Quick Chek Baby MP3 by the band DUH. DUH were a punk band of which half were from Westfield and New Brunswick NJ. This is a track from their album/cassette demo which I called Trout I even made an album cover because of the last track of the same name and first song called “Fish House Row”. This tune directly references and describes Maulers which was the term we used for the heavy metal kids who hung out at the 7-11 type quick stops and malls and drove down the shore a lot, smoked Marlboro Lights and went to LaMours or at least as described in this song. Sort of derogatory since it’s slang and means not upper class or brass knuckles. These were the long hairs who wore tight white washed jeans and drove Cameros. Now it’s all fucked up because of that other Jersey Shore show but whatever that element is not worthy of a song. The music they like was awesome because it resembled some of thrash the skater kids liked so we invited them to our outcast parties and wrote songs about them.
Devil Town MP3 by Daniel Johnston from 1990 All towns have their demons. My town had the famous John List murders where he offed his family and resettled down south only to be found after the debut of America’s Most Wanted. The day of the show back in 1989 we all got together and watched from a house right around the corner where the gruesome scene took place some 18 years before where he shot his wife and three children with .22 caliber gun. A year after the murders the house mysteriously burned down. Crazy Train (cover) MP3 by Pat Boone from In A Metal Mood.
Come Home MP3 by The Dismemberment Plan from their record Change. This band’s music always reminds me of vacant streets at night. DC in particular where there is barely anybody milling about. Concrete.
Suburbia MP3 from the 1984 movie soundtrack composed by Alex Gibson. This is some lonely shit. In highschool we must had watched this movie and Repo Man 100 times each. Sometimes just looping them again and again back to back. We were white advantaged punks trying to get a clue. You could not make a movie like this today. The TR (or The Rejected) gave us a framework as we didn’t have it even 1/10 as bad mostly. Got a burn man?
This was fun. We’ll probably work on a Part II. There is always a story to tell.
Dennis Hopper 1936-2010 – Total shame about Mr. Hopper passing this past week. He was definitely one of those guys you’d want to meet to see if he was the real deal which from all accounts he was. He was a talented photographer, a icon and certainly a bad influence or good depending how you look at it. All the movies I saw him in over and over again growing up were always on the edge. He freely and easily spoke to a youth subculture of decent, hippies and drugs. The most bizarre character was the freaky Frank Booth in the David Lynch film Blue Velvet but then again all were pretty out there man. Here are some tracks for your pot mix.
Man of Aran is a beautiful black and white silent film that British Sea Power created a sound track for that takes place in Ireland.
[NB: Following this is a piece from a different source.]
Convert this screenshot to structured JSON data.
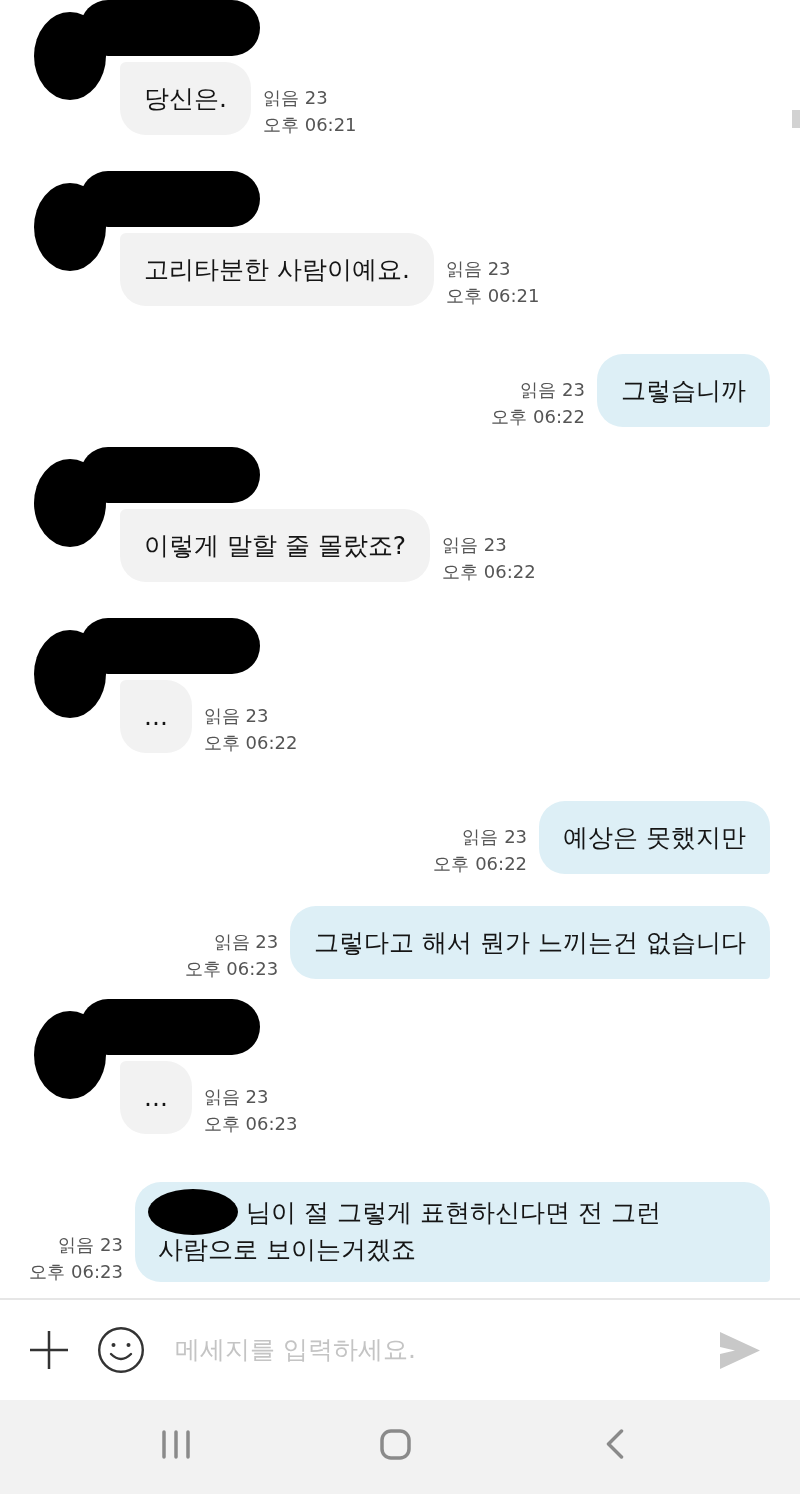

In this segment the track No Man Is An Archipelago is featured. The song is similar to one on Do you like Rock Music? but it works beautifully. I don’t don’t care. Glad to hear such stellar music form these Brighton chaps.